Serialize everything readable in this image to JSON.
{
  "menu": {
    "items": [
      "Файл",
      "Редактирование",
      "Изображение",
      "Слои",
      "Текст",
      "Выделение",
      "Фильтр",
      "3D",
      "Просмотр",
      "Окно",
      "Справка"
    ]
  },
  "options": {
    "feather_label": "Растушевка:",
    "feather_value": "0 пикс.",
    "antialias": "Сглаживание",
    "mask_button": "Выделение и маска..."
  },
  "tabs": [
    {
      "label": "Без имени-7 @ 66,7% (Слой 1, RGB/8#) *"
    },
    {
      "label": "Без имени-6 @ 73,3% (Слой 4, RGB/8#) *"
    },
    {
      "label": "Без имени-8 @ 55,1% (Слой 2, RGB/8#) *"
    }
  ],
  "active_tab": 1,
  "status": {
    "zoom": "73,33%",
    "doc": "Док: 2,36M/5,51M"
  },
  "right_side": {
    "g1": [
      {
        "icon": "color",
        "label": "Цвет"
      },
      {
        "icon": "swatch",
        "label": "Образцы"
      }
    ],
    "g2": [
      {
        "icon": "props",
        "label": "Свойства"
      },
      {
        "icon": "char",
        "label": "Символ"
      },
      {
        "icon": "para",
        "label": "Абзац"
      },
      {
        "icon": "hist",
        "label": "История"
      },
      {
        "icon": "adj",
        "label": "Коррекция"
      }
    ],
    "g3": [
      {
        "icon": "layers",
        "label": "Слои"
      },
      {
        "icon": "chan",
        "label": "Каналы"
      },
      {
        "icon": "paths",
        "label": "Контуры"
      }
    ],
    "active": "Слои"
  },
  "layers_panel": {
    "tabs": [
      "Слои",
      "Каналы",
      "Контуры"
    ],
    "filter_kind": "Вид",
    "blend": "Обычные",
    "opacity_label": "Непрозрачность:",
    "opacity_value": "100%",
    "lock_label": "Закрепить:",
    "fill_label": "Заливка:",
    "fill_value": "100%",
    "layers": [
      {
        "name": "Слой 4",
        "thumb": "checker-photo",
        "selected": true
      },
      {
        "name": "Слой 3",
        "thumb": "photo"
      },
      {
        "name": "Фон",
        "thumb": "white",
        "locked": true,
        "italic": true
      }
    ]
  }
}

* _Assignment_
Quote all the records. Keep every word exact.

* _Answer to this exercise_
Serialize everything readable in this image to JSON.
{
  "menu": {
    "items": [
      "Файл",
      "Редактирование",
      "Изображение",
      "Слои",
      "Текст",
      "Выделение",
      "Фильтр",
      "3D",
      "Просмотр",
      "Окно",
      "Справка"
    ]
  },
  "options": {
    "feather_label": "Растушевка:",
    "feather_value": "0 пикс.",
    "antialias": "Сглаживание",
    "mask_button": "Выделение и маска..."
  },
  "tabs": [
    {
      "label": "Без имени-7 @ 66,7% (Слой 1, RGB/8#) *"
    },
    {
      "label": "Без имени-6 @ 73,3% (Слой 4, RGB/8#) *"
    },
    {
      "label": "Без имени-8 @ 55,1% (Слой 2, RGB/8#) *"
    }
  ],
  "active_tab": 1,
  "status": {
    "zoom": "73,33%",
    "doc": "Док: 2,36M/5,51M"
  },
  "right_side": {
    "g1": [
      {
        "icon": "color",
        "label": "Цвет"
      },
      {
        "icon": "swatch",
        "label": "Образцы"
      }
    ],
    "g2": [
      {
        "icon": "props",
        "label": "Свойства"
      },
      {
        "icon": "char",
        "label": "Символ"
      },
      {
        "icon": "para",
        "label": "Абзац"
      },
      {
        "icon": "hist",
        "label": "История"
      },
      {
        "icon": "adj",
        "label": "Коррекция"
      }
    ],
    "g3": [
      {
        "icon": "layers",
        "label": "Слои"
      },
      {
        "icon": "chan",
        "label": "Каналы"
      },
      {
        "icon": "paths",
        "label": "Контуры"
      }
    ],
    "active": "Слои"
  },
  "layers_panel": {
    "tabs": [
      "Слои",
      "Каналы",
      "Контуры"
    ],
    "filter_kind": "Вид",
    "blend": "Обычные",
    "opacity_label": "Непрозрачность:",
    "opacity_value": "100%",
    "lock_label": "Закрепить:",
    "fill_label": "Заливка:",
    "fill_value": "100%",
    "layers": [
      {
        "name": "Слой 4",
        "thumb": "checker-photo",
        "selected": true
      },
      {
        "name": "Слой 3",
        "thumb": "photo"
      },
      {
        "name": "Фон",
        "thumb": "white",
        "locked": true,
        "italic": true
      }
    ]
  }
}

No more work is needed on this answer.